If you’re like many Americans, your home will be the most expensive thing you own. It will be a key part of your estate as you plan for the long term. So you need to think strategically from the outset.
To start with, if you want to know how much of a mortgage lenders think you can handle, get preapproved for a mortgage before you start shopping for a home.
What is preapproval? That’s when you work with a mortgage lender to determine how large of a loan that lender is comfortable giving you. To begin, you’ll provide a lender with copies of your last two paycheck stubs, last two months of bank account statements, last two years of tax returns and last two years of W-2 forms.
Lenders will study these forms to verify your monthly income. They’ll also check your credit to determine how well you’ve paid your bills and managed your debt in the past.
Armed with this information, lenders will provide you with a preapproval letter stating how much of a mortgage you can qualify for. For instance, your lender might determine that it is comfortable giving you a mortgage of $400,000.
Once you have this letter, you can shop for homes that you know you can finance. You won’t waste time looking at $500,000 homes if you are only qualified for a mortgage of $400,000.
The good news is you won’t have to pay for getting a preapproval. You only pay a lender after that lender originates your mortgage loan and you sign the closing documents. You also are not required to apply for your mortgage with a lender that has given you a preapproval letter. You can still shop around with different lenders.
But how much are you comfortable paying each month?
Knowing how much a lender is willing to lend you is one thing.

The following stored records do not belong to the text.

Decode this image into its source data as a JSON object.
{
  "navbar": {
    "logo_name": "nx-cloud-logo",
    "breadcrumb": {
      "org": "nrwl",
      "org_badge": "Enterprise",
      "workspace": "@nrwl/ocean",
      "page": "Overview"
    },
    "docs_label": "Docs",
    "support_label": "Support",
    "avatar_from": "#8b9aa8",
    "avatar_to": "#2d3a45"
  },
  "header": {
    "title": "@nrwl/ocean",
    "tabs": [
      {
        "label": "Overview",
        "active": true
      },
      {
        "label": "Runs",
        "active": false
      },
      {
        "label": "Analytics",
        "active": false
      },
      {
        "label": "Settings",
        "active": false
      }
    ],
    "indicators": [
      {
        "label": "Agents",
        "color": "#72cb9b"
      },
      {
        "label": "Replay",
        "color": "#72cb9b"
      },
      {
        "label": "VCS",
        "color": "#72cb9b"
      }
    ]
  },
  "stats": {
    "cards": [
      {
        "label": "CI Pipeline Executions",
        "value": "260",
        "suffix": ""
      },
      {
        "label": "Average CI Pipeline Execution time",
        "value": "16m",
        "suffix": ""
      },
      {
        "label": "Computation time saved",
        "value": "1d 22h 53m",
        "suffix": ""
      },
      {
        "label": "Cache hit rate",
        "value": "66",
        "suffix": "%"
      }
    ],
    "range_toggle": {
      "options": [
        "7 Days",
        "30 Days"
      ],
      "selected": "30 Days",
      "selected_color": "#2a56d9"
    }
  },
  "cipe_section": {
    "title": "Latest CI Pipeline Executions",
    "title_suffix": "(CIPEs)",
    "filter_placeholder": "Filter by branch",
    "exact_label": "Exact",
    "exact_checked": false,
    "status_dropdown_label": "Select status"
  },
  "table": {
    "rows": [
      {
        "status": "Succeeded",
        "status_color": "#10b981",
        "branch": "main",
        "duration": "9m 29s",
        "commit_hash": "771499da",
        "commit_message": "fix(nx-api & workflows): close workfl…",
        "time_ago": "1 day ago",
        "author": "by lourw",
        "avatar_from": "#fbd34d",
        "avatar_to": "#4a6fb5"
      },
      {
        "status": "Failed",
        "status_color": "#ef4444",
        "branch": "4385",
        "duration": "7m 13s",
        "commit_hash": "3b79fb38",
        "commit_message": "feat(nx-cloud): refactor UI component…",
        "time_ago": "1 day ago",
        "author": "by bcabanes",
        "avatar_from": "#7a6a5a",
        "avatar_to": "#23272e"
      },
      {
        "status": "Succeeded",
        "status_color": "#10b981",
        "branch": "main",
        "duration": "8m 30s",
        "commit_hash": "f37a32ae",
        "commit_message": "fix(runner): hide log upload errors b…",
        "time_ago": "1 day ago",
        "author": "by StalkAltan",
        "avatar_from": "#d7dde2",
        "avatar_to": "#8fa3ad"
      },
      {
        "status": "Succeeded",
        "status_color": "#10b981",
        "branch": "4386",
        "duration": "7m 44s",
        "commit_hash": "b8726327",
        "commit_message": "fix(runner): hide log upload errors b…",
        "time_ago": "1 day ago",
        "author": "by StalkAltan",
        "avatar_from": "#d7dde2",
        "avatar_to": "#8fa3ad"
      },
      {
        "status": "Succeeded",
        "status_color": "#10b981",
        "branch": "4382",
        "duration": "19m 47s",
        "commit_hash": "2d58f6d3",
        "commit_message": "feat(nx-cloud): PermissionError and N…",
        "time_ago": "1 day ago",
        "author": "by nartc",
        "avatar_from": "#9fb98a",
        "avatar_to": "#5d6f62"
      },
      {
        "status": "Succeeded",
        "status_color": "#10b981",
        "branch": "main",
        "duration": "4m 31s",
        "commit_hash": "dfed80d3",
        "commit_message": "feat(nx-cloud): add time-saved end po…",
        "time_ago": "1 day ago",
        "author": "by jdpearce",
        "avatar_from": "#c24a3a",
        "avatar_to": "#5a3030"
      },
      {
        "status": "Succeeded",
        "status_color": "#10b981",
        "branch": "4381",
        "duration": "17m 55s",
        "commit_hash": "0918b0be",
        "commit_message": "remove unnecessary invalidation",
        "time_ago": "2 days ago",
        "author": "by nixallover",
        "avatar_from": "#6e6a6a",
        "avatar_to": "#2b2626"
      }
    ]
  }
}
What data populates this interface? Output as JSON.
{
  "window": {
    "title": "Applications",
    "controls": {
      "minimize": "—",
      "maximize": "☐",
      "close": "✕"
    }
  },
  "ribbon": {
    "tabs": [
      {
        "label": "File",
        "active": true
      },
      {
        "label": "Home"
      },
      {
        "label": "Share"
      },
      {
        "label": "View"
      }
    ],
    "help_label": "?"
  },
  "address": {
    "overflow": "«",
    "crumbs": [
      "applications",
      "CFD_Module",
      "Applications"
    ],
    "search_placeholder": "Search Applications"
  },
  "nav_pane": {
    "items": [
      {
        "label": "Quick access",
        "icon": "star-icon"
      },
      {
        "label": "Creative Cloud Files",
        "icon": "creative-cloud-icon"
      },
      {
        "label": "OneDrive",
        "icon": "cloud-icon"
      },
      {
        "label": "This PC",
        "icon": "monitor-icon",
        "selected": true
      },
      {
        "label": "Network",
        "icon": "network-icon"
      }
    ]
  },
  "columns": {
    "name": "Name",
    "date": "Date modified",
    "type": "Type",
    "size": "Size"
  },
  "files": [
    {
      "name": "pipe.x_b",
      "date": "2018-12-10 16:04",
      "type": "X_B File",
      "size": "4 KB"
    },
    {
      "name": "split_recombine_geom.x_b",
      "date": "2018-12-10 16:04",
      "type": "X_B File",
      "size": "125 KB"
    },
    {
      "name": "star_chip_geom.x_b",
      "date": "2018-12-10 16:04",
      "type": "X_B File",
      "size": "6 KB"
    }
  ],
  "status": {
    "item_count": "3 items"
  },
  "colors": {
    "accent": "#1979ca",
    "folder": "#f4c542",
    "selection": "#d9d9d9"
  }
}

Being comfortable with the size of a monthly mortgage payment is another.
Just because a lender will approve you for a mortgage of, say, $375,000, doesn’t mean that you’ll be comfortable making the monthly payments that come with a loan of that size.
Most lenders say that your total monthly debt, including your new estimated mortgage payment, should equal no more than 43% of your gross monthly income, which is your income before taxes are taken out.
Know your budget
But even that is a guideline, and not a hard-and-fast rule. You might not want to spend 43% of your gross monthly income on debt payments. You might feel more comfortable spending 36% or less of your income.
The key is to create your own household budget, listing your monthly expenses and income. Make sure to include expenses that vary each month, such as your utility bills, medical expenses, groceries and gas costs. Include, too, discretionary spending, estimating how much you spend each month on eating out, going to the movies, shopping and other entertainment expenses.
Once you’ve calculated this, you can see how much money you have available to spend each month on your mortgage payment. Be careful not to take out a mortgage that will result in a monthly payment that will consume all your extra cash. You don’t want paying your mortgage bill to be a financial burden each month.
Only you can determine how large of a mortgage payment you are comfortable taking on. Considering the 43% debt-to-income rule and getting preapproved can help you make that decision. But drafting a budget to determine exactly how much extra money you have each month is a key step that you should never skip.
Written by Don Amalfitano